_Task objective_. Look through the listing and locate every line containing the word "facilitator"; copy those lines.

(Records supplied)

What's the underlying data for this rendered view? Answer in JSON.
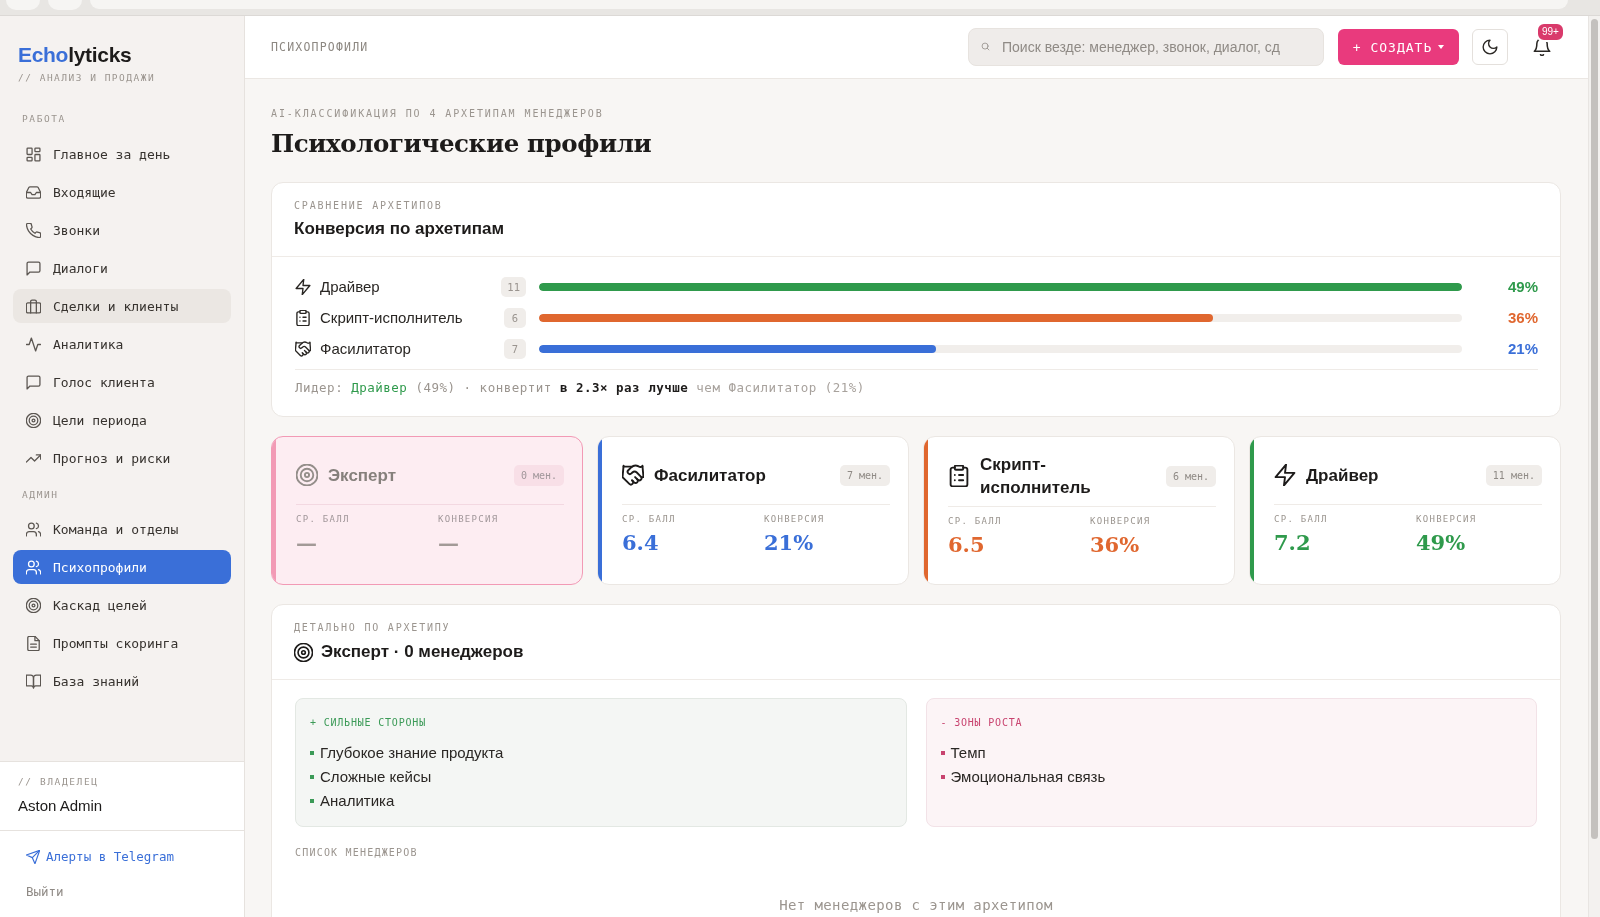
{
  "sidebar": {
    "logo": {
      "accent": "Echo",
      "rest": "lyticks"
    },
    "tagline": "// АНАЛИЗ И ПРОДАЖИ",
    "sections": [
      {
        "title": "РАБОТА",
        "items": [
          {
            "label": "Главное за день",
            "selected": false,
            "hovered": false
          },
          {
            "label": "Входящие",
            "selected": false,
            "hovered": false
          },
          {
            "label": "Звонки",
            "selected": false,
            "hovered": false
          },
          {
            "label": "Диалоги",
            "selected": false,
            "hovered": false
          },
          {
            "label": "Сделки и клиенты",
            "selected": false,
            "hovered": true
          },
          {
            "label": "Аналитика",
            "selected": false,
            "hovered": false
          },
          {
            "label": "Голос клиента",
            "selected": false,
            "hovered": false
          },
          {
            "label": "Цели периода",
            "selected": false,
            "hovered": false
          },
          {
            "label": "Прогноз и риски",
            "selected": false,
            "hovered": false
          }
        ]
      },
      {
        "title": "АДМИН",
        "items": [
          {
            "label": "Команда и отделы",
            "selected": false,
            "hovered": false
          },
          {
            "label": "Психопрофили",
            "selected": true,
            "hovered": false
          },
          {
            "label": "Каскад целей",
            "selected": false,
            "hovered": false
          },
          {
            "label": "Промпты скоринга",
            "selected": false,
            "hovered": false
          },
          {
            "label": "База знаний",
            "selected": false,
            "hovered": false
          }
        ]
      }
    ],
    "owner": {
      "label": "// ВЛАДЕЛЕЦ",
      "name": "Aston Admin"
    },
    "links": [
      {
        "kind": "telegram",
        "label": "Алерты в Telegram"
      },
      {
        "kind": "logout",
        "label": "Выйти"
      }
    ]
  },
  "header": {
    "breadcrumb": "ПСИХОПРОФИЛИ",
    "search": {
      "placeholder": "Поиск везде: менеджер, звонок, диалог, сд"
    },
    "create_button": "+ СОЗДАТЬ",
    "notifications": {
      "badge": "99+"
    }
  },
  "page": {
    "eyebrow": "AI-КЛАССИФИКАЦИЯ ПО 4 АРХЕТИПАМ МЕНЕДЖЕРОВ",
    "title": "Психологические профили"
  },
  "comparison": {
    "eyebrow": "СРАВНЕНИЕ АРХЕТИПОВ",
    "title": "Конверсия по архетипам",
    "rows": [
      {
        "kind": "driver",
        "name": "Драйвер",
        "count": "11",
        "level": 1,
        "percent": "49%",
        "color": "#2f9a4c"
      },
      {
        "kind": "script",
        "name": "Скрипт-исполнитель",
        "count": "6",
        "level": 0.73,
        "percent": "36%",
        "color": "#e0672f"
      },
      {
        "kind": "facilitator",
        "name": "Фасилитатор",
        "count": "7",
        "level": 0.43,
        "percent": "21%",
        "color": "#3a6fd8"
      }
    ],
    "summary": [
      {
        "kind": "muted",
        "text": "Лидер:"
      },
      {
        "kind": "leader",
        "text": "Драйвер"
      },
      {
        "kind": "muted",
        "text": "(49%) · конвертит"
      },
      {
        "kind": "strong",
        "text": "в 2.3× раз лучше"
      },
      {
        "kind": "faint",
        "text": "чем Фасилитатор (21%)"
      }
    ]
  },
  "archetypes": [
    {
      "kind": "expert",
      "name": "Эксперт",
      "count": "0 мен.",
      "color": "#f29ab5",
      "selected": true,
      "disabled": true,
      "metrics": [
        {
          "label": "СР. БАЛЛ",
          "value": "—"
        },
        {
          "label": "КОНВЕРСИЯ",
          "value": "—"
        }
      ]
    },
    {
      "kind": "facilitator",
      "name": "Фасилитатор",
      "count": "7 мен.",
      "color": "#3a6fd8",
      "selected": false,
      "disabled": false,
      "metrics": [
        {
          "label": "СР. БАЛЛ",
          "value": "6.4"
        },
        {
          "label": "КОНВЕРСИЯ",
          "value": "21%"
        }
      ]
    },
    {
      "kind": "script",
      "name": "Скрипт-исполнитель",
      "count": "6 мен.",
      "color": "#e0672f",
      "selected": false,
      "disabled": false,
      "metrics": [
        {
          "label": "СР. БАЛЛ",
          "value": "6.5"
        },
        {
          "label": "КОНВЕРСИЯ",
          "value": "36%"
        }
      ]
    },
    {
      "kind": "driver",
      "name": "Драйвер",
      "count": "11 мен.",
      "color": "#2f9a4c",
      "selected": false,
      "disabled": false,
      "metrics": [
        {
          "label": "СР. БАЛЛ",
          "value": "7.2"
        },
        {
          "label": "КОНВЕРСИЯ",
          "value": "49%"
        }
      ]
    }
  ],
  "detail": {
    "eyebrow": "ДЕТАЛЬНО ПО АРХЕТИПУ",
    "kind": "expert",
    "title": "Эксперт · 0 менеджеров",
    "panels": [
      {
        "kind": "strengths",
        "title": "+ СИЛЬНЫЕ СТОРОНЫ",
        "items": [
          "Глубокое знание продукта",
          "Сложные кейсы",
          "Аналитика"
        ]
      },
      {
        "kind": "growth",
        "title": "- ЗОНЫ РОСТА",
        "items": [
          "Темп",
          "Эмоциональная связь"
        ]
      }
    ],
    "managers": {
      "title": "СПИСОК МЕНЕДЖЕРОВ",
      "empty_text": "Нет менеджеров с этим архетипом"
    }
  }
}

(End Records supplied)

_Written response_.
        "kind": "facilitator",
      "kind": "facilitator",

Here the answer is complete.